He decided that a move to England might further his ambitions to become a writer.  He was supported by a substantial inheritance of some £8,000 but he managed to squander this quite quickly with little to show for it.  The World’s Fair was being held in London at that time (1851), celebrating industrial advances, and O’Brien edited a magazine connected with this event.  Once this was over he decided to move to America while, at the same time changing his first name from Michael to Fitz James.

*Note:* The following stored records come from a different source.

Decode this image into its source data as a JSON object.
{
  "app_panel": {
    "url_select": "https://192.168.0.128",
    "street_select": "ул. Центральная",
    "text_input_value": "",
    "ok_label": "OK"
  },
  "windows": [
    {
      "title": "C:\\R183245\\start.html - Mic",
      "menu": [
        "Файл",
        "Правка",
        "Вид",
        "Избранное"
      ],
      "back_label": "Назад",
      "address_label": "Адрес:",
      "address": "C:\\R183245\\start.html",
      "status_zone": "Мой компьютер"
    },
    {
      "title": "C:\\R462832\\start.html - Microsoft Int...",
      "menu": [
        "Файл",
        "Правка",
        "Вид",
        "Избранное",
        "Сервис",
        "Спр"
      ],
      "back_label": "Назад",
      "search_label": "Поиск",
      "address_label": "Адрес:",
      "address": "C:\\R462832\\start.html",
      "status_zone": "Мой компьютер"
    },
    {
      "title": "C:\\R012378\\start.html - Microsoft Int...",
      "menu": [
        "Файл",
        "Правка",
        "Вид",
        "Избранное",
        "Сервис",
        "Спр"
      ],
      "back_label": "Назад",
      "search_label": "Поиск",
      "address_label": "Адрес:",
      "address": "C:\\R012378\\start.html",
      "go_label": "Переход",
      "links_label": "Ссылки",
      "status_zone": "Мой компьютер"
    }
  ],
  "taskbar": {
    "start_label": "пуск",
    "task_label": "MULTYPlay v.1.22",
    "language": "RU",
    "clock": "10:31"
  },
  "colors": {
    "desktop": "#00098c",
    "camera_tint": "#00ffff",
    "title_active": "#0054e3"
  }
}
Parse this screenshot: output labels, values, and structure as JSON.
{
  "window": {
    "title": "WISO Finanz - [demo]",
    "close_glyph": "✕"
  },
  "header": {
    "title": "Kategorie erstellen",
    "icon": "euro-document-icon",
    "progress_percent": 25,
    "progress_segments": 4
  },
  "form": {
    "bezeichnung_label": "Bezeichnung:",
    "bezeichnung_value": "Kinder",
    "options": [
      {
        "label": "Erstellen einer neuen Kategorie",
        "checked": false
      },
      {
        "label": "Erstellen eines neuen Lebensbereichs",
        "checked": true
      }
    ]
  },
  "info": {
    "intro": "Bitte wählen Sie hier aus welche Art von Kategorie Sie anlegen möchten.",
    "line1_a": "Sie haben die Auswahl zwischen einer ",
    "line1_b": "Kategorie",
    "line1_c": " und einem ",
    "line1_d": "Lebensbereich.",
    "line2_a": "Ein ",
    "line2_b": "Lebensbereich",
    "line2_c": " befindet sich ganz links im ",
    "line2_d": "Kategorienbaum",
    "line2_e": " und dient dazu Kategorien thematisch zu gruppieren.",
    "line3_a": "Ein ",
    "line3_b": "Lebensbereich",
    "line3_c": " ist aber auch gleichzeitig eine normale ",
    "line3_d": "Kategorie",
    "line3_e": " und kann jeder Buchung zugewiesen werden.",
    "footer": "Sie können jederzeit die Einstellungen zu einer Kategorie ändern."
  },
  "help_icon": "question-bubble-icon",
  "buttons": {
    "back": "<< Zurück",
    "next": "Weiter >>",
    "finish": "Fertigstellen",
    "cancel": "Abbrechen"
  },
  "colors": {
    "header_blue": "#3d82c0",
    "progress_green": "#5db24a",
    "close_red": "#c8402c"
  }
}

He found a number of periodicals that were willing to publish his poetry, including the New York Times, Lantern and Home Journal.  During February 1853 he started contributing to Harper”s Magazine and his first was a piece called The Two Skulls.  O’Brien had over sixty pieces of work, both in prose and verse form, published in that magazine and he had further success with work being accepted for Atlantic Monthly, Vanity Fair and others.  His work in the world of science fiction soon became popular with readers of the latter magazine and his stories included fantastic tales of the robots turning on their creators and mad scientists and their amazing inventions.  An example of that was The Diamond Lens where a powerful microscope is invented which allows the user to see into an amazing world inside a single drop of water.

O’Brien’s imagination seemed to have no limits and his 1859 story What Was It? A Mystery featured what is believed to be the first indication that a man could become invisible.  His prowess as a writer was becoming well known and he enjoyed the company of others in the literary world at regular meetings at dinners held in New York restaurants where he was often the life and soul of the party.  This happy, carefree life was soon to come to an end for many though as civil war erupted in 1861.

Although he was in his mid-thirties O’Brien did not hesitate to join the New York National Guard, fully intending to see active service if given the opportunity.  This came soon enough and he was badly wounded during a battle during February 1862.  His wounds were so severe that he was unable to recover and tetanus gradually took hold while he was lying in his hospital bed.

Fitz James O’Brien died in Cumberland, Maryland on the 6th April 1862 at the age of 35.

A collection of his work was published posthumously by his friend William Winter with the title: